After his request for asylum was turned down by France, Ben Ali and his immediate family sought refuge in Saudi Arabia, where he is reportedly hiding now.
A new coalition led by Prime Minister Mohamed Ghannouchi, a loyalist of Ben Ali, has taken over the Tunisian government. But opposition parties have called the new government a sham, while thousands of people have taken to the streets again to protest.
Residents of the country's impoverished rural areas have declared that no ally of the former despot will be allowed to remain in power.
The echoes of the protests in Tunisia have reverberated across other nations, triggering anti-government demonstrations in Yemen, Lebanon and Egypt.
The causes behind the unrest are the same in each country -- despotism, suppression of the rights of the people, excesses of security forces in dealing with people's movements, unemployment, inflation, corruption, opulence of leaders etc
In Yemen, protesters took to the streets to condemn the arrest of rights activist Tawakul Karman.
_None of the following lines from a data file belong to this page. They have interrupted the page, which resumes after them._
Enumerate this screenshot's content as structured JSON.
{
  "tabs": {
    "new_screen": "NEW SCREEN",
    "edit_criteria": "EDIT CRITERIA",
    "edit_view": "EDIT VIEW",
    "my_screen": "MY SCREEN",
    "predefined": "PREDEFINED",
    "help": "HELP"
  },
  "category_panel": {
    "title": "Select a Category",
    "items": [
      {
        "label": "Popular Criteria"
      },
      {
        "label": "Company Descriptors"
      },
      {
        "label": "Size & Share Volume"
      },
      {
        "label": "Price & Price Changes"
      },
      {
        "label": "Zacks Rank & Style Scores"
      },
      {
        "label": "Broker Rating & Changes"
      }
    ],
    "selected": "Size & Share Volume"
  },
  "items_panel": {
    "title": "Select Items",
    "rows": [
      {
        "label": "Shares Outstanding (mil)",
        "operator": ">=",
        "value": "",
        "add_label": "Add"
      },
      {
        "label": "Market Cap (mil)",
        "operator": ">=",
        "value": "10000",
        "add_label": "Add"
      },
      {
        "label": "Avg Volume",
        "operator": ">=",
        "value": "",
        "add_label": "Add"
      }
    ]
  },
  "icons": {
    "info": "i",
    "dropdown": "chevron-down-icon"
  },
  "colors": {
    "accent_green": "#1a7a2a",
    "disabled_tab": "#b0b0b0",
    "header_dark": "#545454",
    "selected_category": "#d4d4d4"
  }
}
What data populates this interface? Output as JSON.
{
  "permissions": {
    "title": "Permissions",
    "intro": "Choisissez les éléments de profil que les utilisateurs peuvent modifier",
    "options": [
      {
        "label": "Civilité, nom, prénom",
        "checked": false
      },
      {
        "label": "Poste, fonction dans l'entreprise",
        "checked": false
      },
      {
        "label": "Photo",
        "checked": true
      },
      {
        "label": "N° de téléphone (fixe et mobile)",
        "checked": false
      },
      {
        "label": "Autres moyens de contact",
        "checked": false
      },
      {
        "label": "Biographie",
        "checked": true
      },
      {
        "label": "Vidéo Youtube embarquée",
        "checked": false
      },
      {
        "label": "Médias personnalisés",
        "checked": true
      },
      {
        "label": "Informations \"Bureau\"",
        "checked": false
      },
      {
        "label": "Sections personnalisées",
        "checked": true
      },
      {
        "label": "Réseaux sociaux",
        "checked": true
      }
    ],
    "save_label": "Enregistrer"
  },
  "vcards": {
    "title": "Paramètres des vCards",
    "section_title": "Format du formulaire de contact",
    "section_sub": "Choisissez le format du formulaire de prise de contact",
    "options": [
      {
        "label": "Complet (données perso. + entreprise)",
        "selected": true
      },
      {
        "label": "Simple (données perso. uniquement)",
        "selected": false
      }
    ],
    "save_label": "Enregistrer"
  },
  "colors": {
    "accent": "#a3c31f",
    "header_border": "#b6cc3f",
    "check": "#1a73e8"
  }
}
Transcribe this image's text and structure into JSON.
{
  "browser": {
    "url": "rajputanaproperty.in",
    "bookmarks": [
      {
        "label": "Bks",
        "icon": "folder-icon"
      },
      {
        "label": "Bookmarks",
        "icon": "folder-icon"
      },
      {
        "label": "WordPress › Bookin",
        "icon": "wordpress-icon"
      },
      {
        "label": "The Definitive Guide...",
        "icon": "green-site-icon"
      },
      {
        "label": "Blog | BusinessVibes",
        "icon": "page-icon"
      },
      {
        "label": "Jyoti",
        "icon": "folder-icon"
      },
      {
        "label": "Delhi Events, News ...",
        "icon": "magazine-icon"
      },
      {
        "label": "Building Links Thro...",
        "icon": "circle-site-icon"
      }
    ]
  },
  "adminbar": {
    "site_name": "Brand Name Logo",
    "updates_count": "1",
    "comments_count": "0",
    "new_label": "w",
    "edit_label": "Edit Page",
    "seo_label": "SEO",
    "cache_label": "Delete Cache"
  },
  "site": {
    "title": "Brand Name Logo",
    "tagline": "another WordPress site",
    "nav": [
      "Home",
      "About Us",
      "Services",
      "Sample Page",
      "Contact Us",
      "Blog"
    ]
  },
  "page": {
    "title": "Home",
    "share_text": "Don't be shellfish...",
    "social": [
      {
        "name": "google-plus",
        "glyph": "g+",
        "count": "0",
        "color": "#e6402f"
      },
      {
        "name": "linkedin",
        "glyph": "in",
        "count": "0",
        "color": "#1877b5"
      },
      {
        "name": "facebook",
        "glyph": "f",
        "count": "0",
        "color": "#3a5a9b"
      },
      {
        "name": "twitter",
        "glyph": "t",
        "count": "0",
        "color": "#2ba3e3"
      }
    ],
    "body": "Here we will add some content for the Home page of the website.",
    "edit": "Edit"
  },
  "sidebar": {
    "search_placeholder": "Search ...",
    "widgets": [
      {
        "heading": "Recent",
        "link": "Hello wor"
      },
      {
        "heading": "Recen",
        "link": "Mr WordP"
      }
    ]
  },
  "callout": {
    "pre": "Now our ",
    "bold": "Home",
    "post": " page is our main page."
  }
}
Karman was arrested by the authorities for leading student rallies against the government in capital Sanaa last week.
Student protesters, inspired by the popular ouster of Tunisia's president, have been holding demonstrations against Ali Abdullah Saleh, who has ruled Yemen for 32 years.
Sunni Muslim supporters of Lebanon's caretaker Prime Minister Saad al-Hariri are protesting against the nomination of Hezbollah-backed Najib Mikati as the next PM.
Hezbollah and its allies toppled Hariri's government two weeks ago in a dispute about indictments in the investigation of his father's killing.
Supporters of Hariri have accused Hezbollah of carrying out a coup to put Lebanon's premiership under Iranian control. They want Hariri to remain as the PM and form the new government.
Hundreds of Egyptian protesters, including journalists, have been arrested during unprecedented mass protests against President Hosni Mubarak's autocratic regime.
Egypt witnessed a second 'day of anger' against the 30-year-rule of Mubarak on Thursday, as thousands of protesters took to the streets, shouting slogans like 'Down with Hosni Mubarak, down with the tyrant' and 'We don't want you'!
Two persons -- a protester and a policeman -- were killed on Wednesday, bringing to six the death toll in the two-day protests, media reports said.
The interior ministry has released a statement warning that no further demonstrations of any kind would be tolerated.
The protests in Egypt have threatened to destabilise the regime of Mubarak, a close US ally in the Arab world.